  • Vietnam includes waste-burning (“waste-to-energy”, pyrolysis and gasification, chemical recycling, etc.) in its NDC, undermining climate goals. 
  • Plastic is made from 99% of fossil fuels, and by current projections will consume 13% of the 1.5C carbon budget by 2050, yet Vietnam has not proposed any bans or restrictions on its use and/or production.
  • Separate collection of organic waste followed by composting is the most effective means to reduce emissions of methane, a greenhouse gas 81 times more powerful than CO2 (over 20 years). Vietnam has thankfully joined the 35 countries proposing these strategies. 
  • Despite having a significant sector of informal waste workers, Vietnam has omitted any discussion of environmental justice, gender and equity, rights for informal workers, or community engagement for the waste sector, missing the chance to fight poverty and create thousands of good jobs

Quach Thi Xuan, coordinator of the Vietnam Zero Waste Alliance states, “We applaud Vietnam for including waste among prioritized sectors for GHG mitigation in its NDC for 2021-2030, however, Vietnam envisions not reduction, but considerable growth (19% in 2020-2030) in emissions from this sector under its domestic funding scenario. We think that Vietnam could set a much more ambitious goal if the right solutions to waste emissions reduction are pursued: for example, the complete phase-out of single-use plastic by 2040 and of incineration by 2050, both of which cause significant emissions. We also propose inclusion of goals for the comprehensive implementation of waste segregation as stated in the Law.”

Vietnam Zero Waste Alliance has joined over 300 GAIA organizational members around the world in an open letter to COP-26 delegates, demanding that they close the emissions gap to ensure temperatures do not rise above 1.5ºC, exclude “waste-to-energy” incineration from climate plans, stop petrochemical expansion, fossil fuel extraction, and reduce plastic production, and avoid schemes like carbon trading and offsets under the guise of a “net zero” framework. World leaders must also hold the petrochemical and plastic polluter companies accountable for plastic pollution and climate change. Just today the Break Free From Plastic movement released their annual global Brand Audit report, finding that Coca Cola Company and PepsiCo are ranked as the world’s top plastic polluters for the 4th consecutive year. 

The good news is that zero waste is an effective, affordable, inclusive and proven strategy to help prevent climate catastrophe, and hundreds of cities are already leading the way.
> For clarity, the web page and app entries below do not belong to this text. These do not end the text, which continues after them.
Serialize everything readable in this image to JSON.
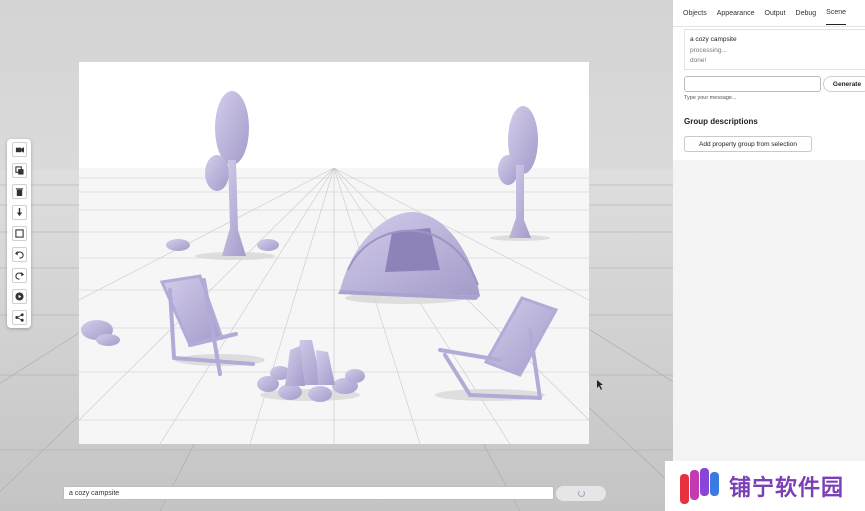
{
  "toolbar": {
    "tools": [
      {
        "name": "camera-tool-button",
        "icon": "camera-icon"
      },
      {
        "name": "duplicate-tool-button",
        "icon": "copy-icon"
      },
      {
        "name": "delete-tool-button",
        "icon": "trash-icon"
      },
      {
        "name": "download-tool-button",
        "icon": "download-icon"
      },
      {
        "name": "frame-tool-button",
        "icon": "square-icon"
      },
      {
        "name": "undo-tool-button",
        "icon": "undo-icon"
      },
      {
        "name": "redo-tool-button",
        "icon": "redo-icon"
      },
      {
        "name": "play-tool-button",
        "icon": "play-icon"
      },
      {
        "name": "share-tool-button",
        "icon": "share-icon"
      }
    ]
  },
  "prompt": {
    "value": "a cozy campsite"
  },
  "panel": {
    "tabs": [
      "Objects",
      "Appearance",
      "Output",
      "Debug",
      "Scene"
    ],
    "active_tab": "Scene",
    "log": {
      "title": "a cozy campsite",
      "line1": "processing...",
      "line2": "done!"
    },
    "input": {
      "placeholder": ""
    },
    "generate_label": "Generate",
    "hint": "Type your message...",
    "group_title": "Group descriptions",
    "add_group_label": "Add property group from selection"
  },
  "watermark": {
    "text": "铺宁软件园"
  },
  "colors": {
    "object": "#c4bde0",
    "object_dark": "#9d94c4",
    "accent": "#7b3fb6"
  }
}
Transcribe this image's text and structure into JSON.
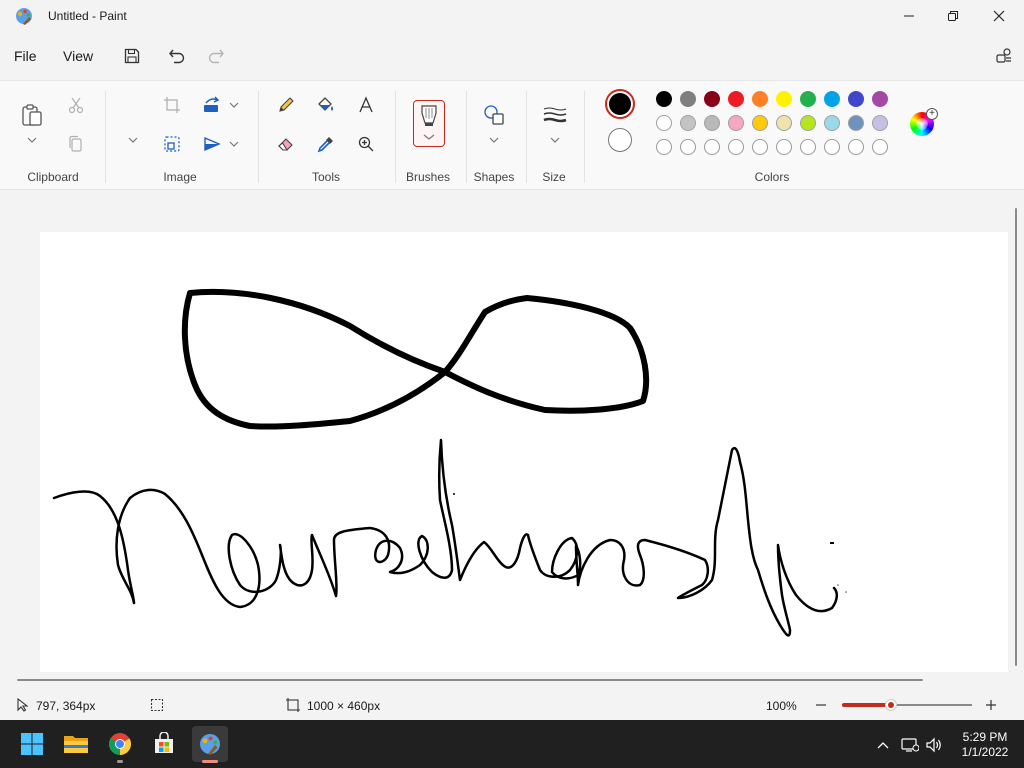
{
  "window": {
    "title": "Untitled - Paint"
  },
  "menu": {
    "file": "File",
    "view": "View"
  },
  "ribbon": {
    "groups": {
      "clipboard": "Clipboard",
      "image": "Image",
      "tools": "Tools",
      "brushes": "Brushes",
      "shapes": "Shapes",
      "size": "Size",
      "colors": "Colors"
    },
    "palette": {
      "row1": [
        "#000000",
        "#7f7f7f",
        "#880015",
        "#ed1c24",
        "#ff7f27",
        "#fff200",
        "#22b14c",
        "#00a2e8",
        "#3f48cc",
        "#a349a4"
      ],
      "row2": [
        "#ffffff",
        "#c3c3c3",
        "#b9b9b9",
        "#f7a6c4",
        "#ffc90e",
        "#efe4b0",
        "#b5e61d",
        "#99d9ea",
        "#7092be",
        "#c8bfe7"
      ],
      "row3_empty_count": 10
    },
    "primary_color": "#000000",
    "secondary_color": "#ffffff",
    "accent": "#c42b1c"
  },
  "status": {
    "cursor_pos": "797, 364px",
    "canvas_size": "1000 × 460px",
    "zoom": "100%",
    "zoom_level": 0.38
  },
  "taskbar": {
    "time": "5:29 PM",
    "date": "1/1/2022",
    "apps": [
      "windows-start",
      "file-explorer",
      "chrome",
      "microsoft-store",
      "paint"
    ]
  }
}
The open letter advocates real zero targets where greenhouse gas emissions are phased out completely, and an investment in a zero waste circular economy. This would include transitioning from a single-use to a reuse-based approach to products and packaging, as well as robust social protection and income for waste pickers and workers. 

Dr. Neil Tangri, Science and Policy Director at GAIA, states: “With the climate crisis growing more urgent and deadly every day, governments are missing an important chance to employ zero waste as a common-sense, affordable strategy toward zero emissions and a sustainable economy. Ending bad practices such as the burning of waste and the overproduction of plastic will create new job and business opportunities in reuse, repair, recycling, and organics treatment.” 
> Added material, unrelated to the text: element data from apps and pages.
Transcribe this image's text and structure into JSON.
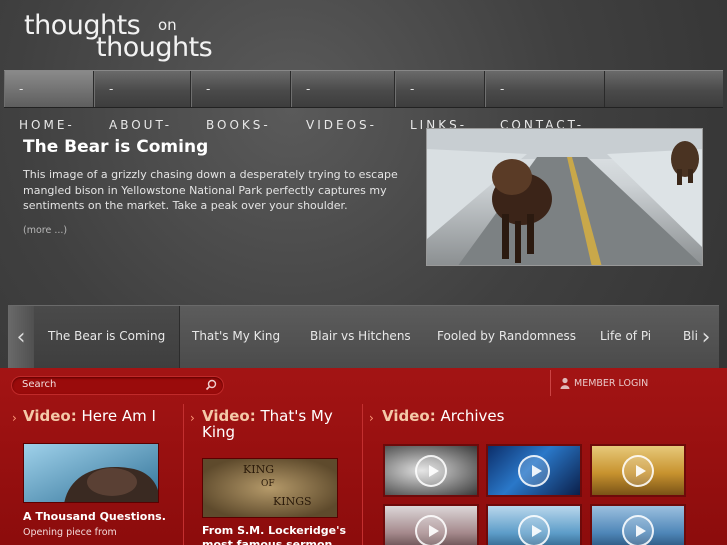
{
  "logo": {
    "line1": "thoughts",
    "line2": "on",
    "line3": "thoughts"
  },
  "nav": {
    "items": [
      "-HOME-",
      "-ABOUT-",
      "-BOOKS-",
      "-VIDEOS-",
      "-LINKS-",
      "-CONTACT-"
    ],
    "active_index": 0
  },
  "feature": {
    "title": "The Bear is Coming",
    "text": "This image of a grizzly chasing down a desperately trying to escape mangled bison in Yellowstone National Park perfectly captures my sentiments on the market.  Take a peak over your shoulder.",
    "more": "(more ...)",
    "image_desc_icon": "bison-bear-photo"
  },
  "slider": {
    "tabs": [
      "The Bear is Coming",
      "That's My King",
      "Blair vs Hitchens",
      "Fooled by Randomness",
      "Life of Pi",
      "Bli"
    ],
    "active_index": 0,
    "left_arrow": "‹",
    "right_arrow": "›"
  },
  "search": {
    "placeholder": "Search"
  },
  "member": {
    "label": "MEMBER LOGIN"
  },
  "columns": {
    "col1": {
      "kw": "Video:",
      "title": " Here Am I",
      "caption": "A Thousand Questions.",
      "sub": "Opening piece from"
    },
    "col2": {
      "kw": "Video:",
      "title": " That's My King",
      "thumb_text": [
        "KING",
        "OF",
        "KINGS"
      ],
      "caption": "From S.M. Lockeridge's most famous sermon"
    },
    "col3": {
      "kw": "Video:",
      "title": " Archives"
    }
  },
  "colors": {
    "red": "#a31414",
    "accent_kw": "#f4c9a8",
    "nav_bg": "#4a4a4a"
  }
}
Press contacts:

Quach Thi Xuan |  Coordinator of Vietnam Zero Waste Alliance | +84(973)322-325

Sonia Astudillo | Asia Pacific Regional Communications Officer  |  +63 917 5969286

Claire Arkin, Global Communications Lead | +1 ‪(856) 895-1505


GAIA is a worldwide alliance of more than 800 grassroots groups, non-governmental organizations, and individuals in over 90 countries. With our work we aim to catalyze a global shift towards environmental justice by strengthening grassroots social movements that advance solutions to waste and pollution. We envision a just, zero waste world built on respect for ecological limits and community rights, where people are free from the burden of toxic pollution, and resources are sustainably conserved, not burned or dumped.